Moving companies with N.L. clients are flat-out — and not in the direction you'd expect
Moving companies seeing people coming home, due to retirement, economic downturn and the pandemic
Like many, Sarah and Bill Perry had their lives upended this year by the COVID-19 pandemic, along with a dramatic shock to the oil industry that left Bill without a job.
So they did something they've wanted to do for years: after more than two decades in Alberta, they left Calgary this summer and moved their family back home to Newfoundland and Labrador.
"With COVID and when my company decided they were moving out, that was it. It cemented our decision to move. Now we're home. We're here," Bill Perry said during a recent telephone interview.
They're now renting a home in Glovertown, where they both have deep roots and close family connections.
Their two children, ages 16 and 13, have started fresh in a new school, thousands of kilometres away from their old lives.
They've left behind good careers and a city of 1.3 million for a future of uncertainty in a small town of just 2,000 citizens on Newfoundland's northeast coast.
Not looking back
They understand they've taken a big risk, and are grateful for everything Calgary and the oil industry gave them, but are not looking back.
"We have way more security now coming back than when we left," said Sarah. "We left with empty bank accounts and education. We're coming back in a lot better financial situation and a lot of skill sets, and hoping to invest that in the community."
Bill added, "I'm pretty excited about it. For all the years I've been away I've always talked about going home."
The Perry family are part of the reason why two St. John's-area moving companies are reporting an unusual trend: a strong uptick in the number of requests to relocate expatriates back to the province.
"Typically, my brother and I are used to dealing with a mass exodus out of Newfoundland this time of year, but this year it's been totally different," said Bob LeDrew, who co-owns Bob LeDrew and Sons Moving Services in Mount Pearl.
In the past, LeDrew said, 60 per cent of his long-distance moves were away from the province. This year it's reversed.
"I feel that most of them are coming back from Alberta and Ontario because they were laid off because of the COVID uncertainty and they're coming back home here with their families," said LeDrew, "and a lot of them probably have properties here and they feel safe here in Newfoundland as opposed to other places in the country."

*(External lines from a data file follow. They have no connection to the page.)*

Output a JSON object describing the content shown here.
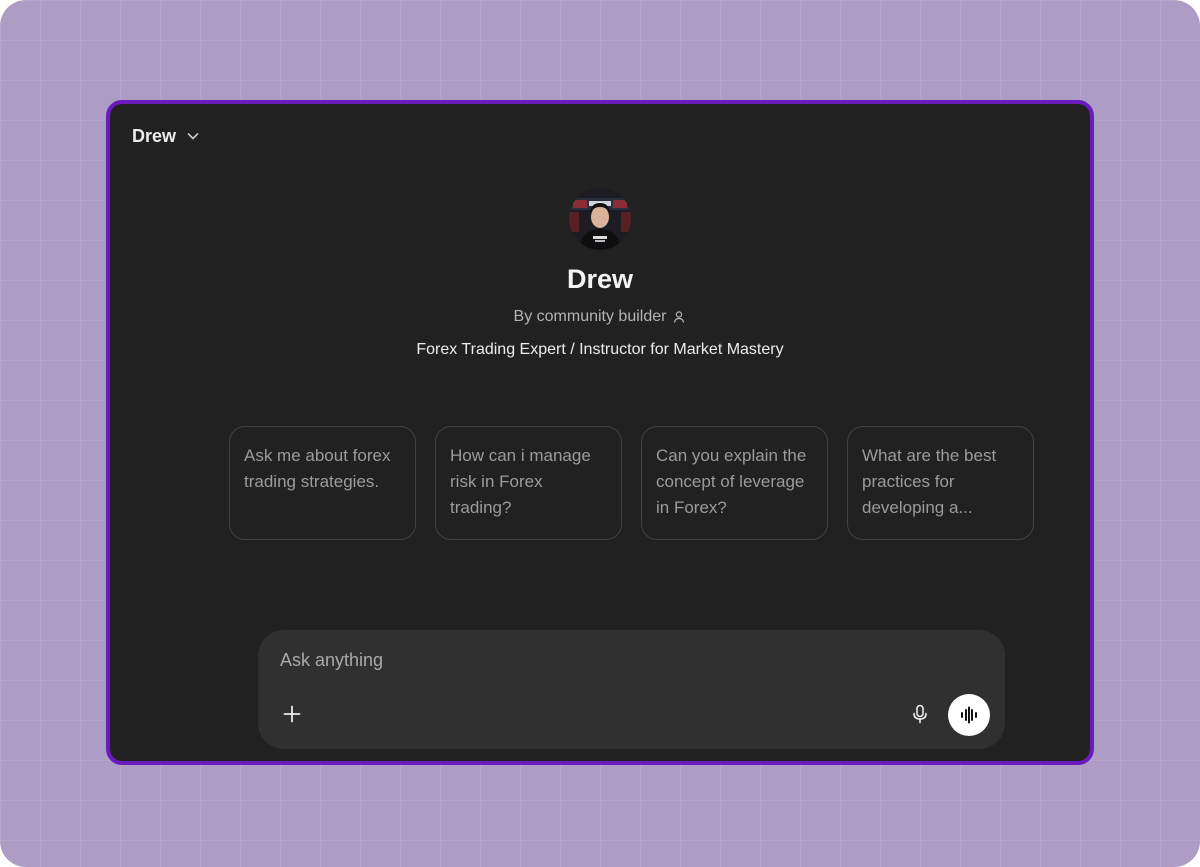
{
  "header": {
    "model_name": "Drew",
    "dropdown_icon": "chevron-down-icon"
  },
  "profile": {
    "name": "Drew",
    "byline": "By community builder",
    "byline_icon": "person-icon",
    "description": "Forex Trading Expert / Instructor for Market Mastery"
  },
  "starters": [
    {
      "text": "Ask me about forex trading strategies."
    },
    {
      "text": "How can i manage risk in Forex trading?"
    },
    {
      "text": "Can you explain the concept of leverage in Forex?"
    },
    {
      "text": "What are the best practices for developing a..."
    }
  ],
  "composer": {
    "placeholder": "Ask anything",
    "attach_icon": "plus-icon",
    "dictate_icon": "microphone-icon",
    "voice_icon": "voice-wave-icon"
  },
  "colors": {
    "backdrop": "#ad9cc4",
    "window_border": "#6a1bbd",
    "window_bg": "#212121",
    "composer_bg": "#303030"
  }
}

It's a similar scenario for the owners of Five Star Moving in Conception Bay South, Jo Ann and Alfred Pike.
They've been in the moving business for 30 years, and have been overwhelmed with calls from customers interested in moving to the province.
"The amount of people moving back is unprecedented compared to what it has been over the past five, six, seven years," said Jo Ann Pike.

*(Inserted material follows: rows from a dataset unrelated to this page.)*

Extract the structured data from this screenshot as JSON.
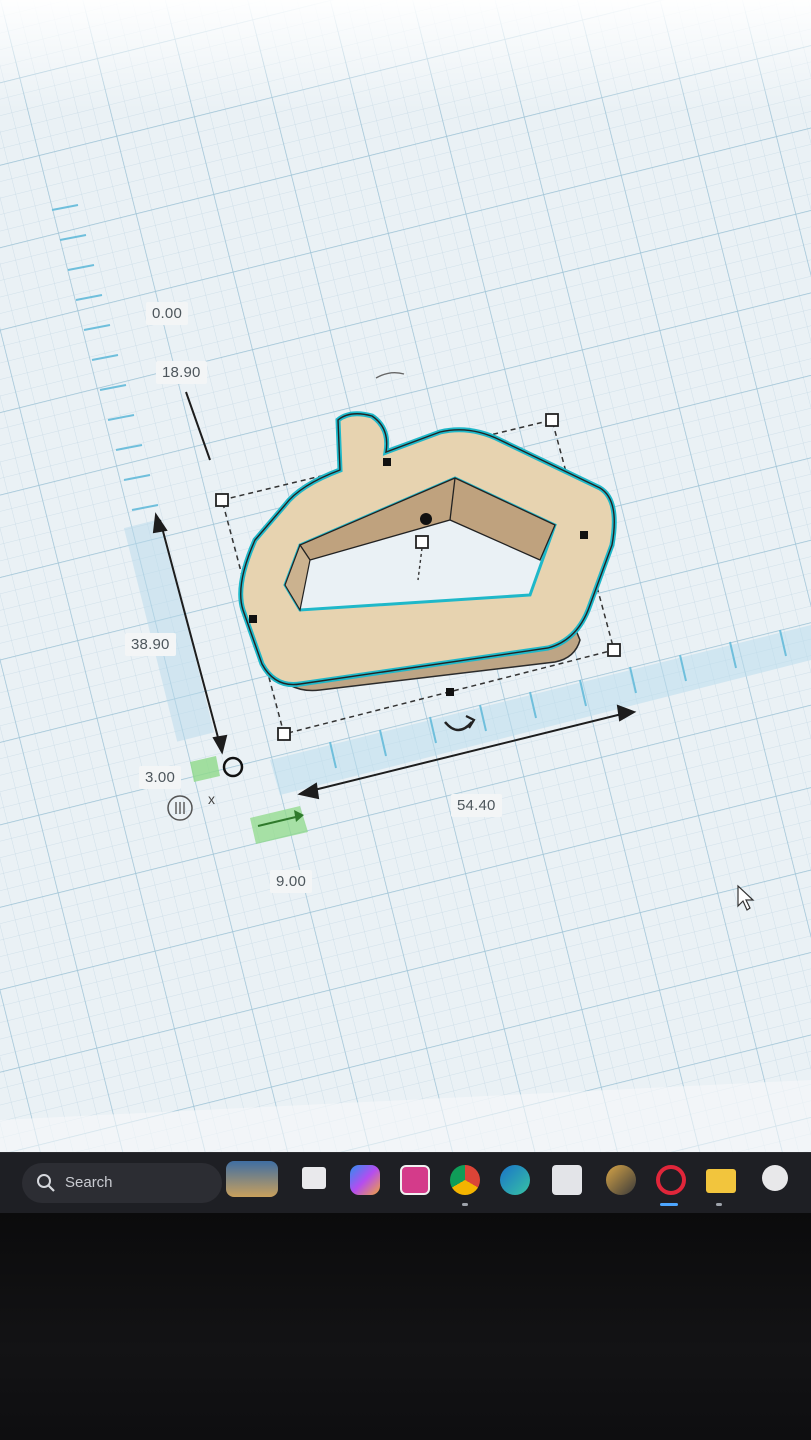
{
  "app": {
    "name": "3D design workplane",
    "accent_color": "#1fb8c9",
    "shape_color": "#e7d3b0"
  },
  "dimensions": {
    "elevation": "0.00",
    "height_top": "18.90",
    "length_y": "38.90",
    "offset_y": "3.00",
    "offset_x": "9.00",
    "width_x": "54.40"
  },
  "workplane": {
    "axis_marker": "x",
    "ruler_icon": "ruler-icon",
    "rotate_icon": "rotate-arrow-icon",
    "cursor": "mouse-pointer-icon"
  },
  "taskbar": {
    "search_placeholder": "Search",
    "icons": [
      "widgets-icon",
      "task-view-icon",
      "copilot-icon",
      "app-icon",
      "chrome-icon",
      "edge-icon",
      "store-icon",
      "game-icon",
      "opera-icon",
      "file-explorer-icon",
      "app-circle-icon"
    ]
  }
}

A truck that would normally make one trip a month to Ontario is now load-and-go, Jo Ann added.
"If we had three, five tractor-trailers operating right now we could have filled every one of them week after week coming out of Ontario. We actually turned away a lot of business this year," she said.
Both companies say they are booked with inbound moves until late in the fall.
Meanwhile, those who study the province's population trends are not surprised by what they're calling a "COVID blip."
With so much economic uncertainty in other parts of Canada, a very low prevalence of the virus in Newfoundland and Labrador, and the post-war baby boomer generation leaving the workforce, the fundamentals are in place for a slackening of the out-migration trend.
But Robert Greenwood, director at Memorial University's Harris Centre, which co-ordinates the school's activities related to regional policy and development, is quick to caution against any notion that Newfoundland and Labrador's population decline may be reversing.
"I think it's a demographic baby boomer phenomenon, for the most part," Greenwood said of the trend being noticed by moving companies.
Greenwood said a look at the data from last year is evidence that population decline projections are becoming reality, with the province experiencing a net loss of 4,500 people to interprovincial migration, the worst imbalance in more than a decade.
With major construction projects on the decline, the offshore oil industry buffeted by repeated setbacks since the pandemic hit, and the province's financial health on life support, the economic outlook is bleak for a province that is projected to lose 90,000 residents by 2043.
So Greenwood plans to wait until he sees some official data from Statistics Canada before determining the significance of this latest trend.
What's not being seen by the moving companies, said Greenwood, are the young people who are leaving after finishing university or being displaced from the oil industry.
In many cases, he said, this cohort do not require a moving truck because they are just starting out in life, and can stuff their belongings into the back of a car.
As for Sarah and Bill Perry, they're more concerned right now about getting reacquainted with their home province, and possibly starting a business.
"There's a long list of people from Glovertown that have worked really hard to make it what it is today. And that's all we want is a chance to do the same," said Sarah.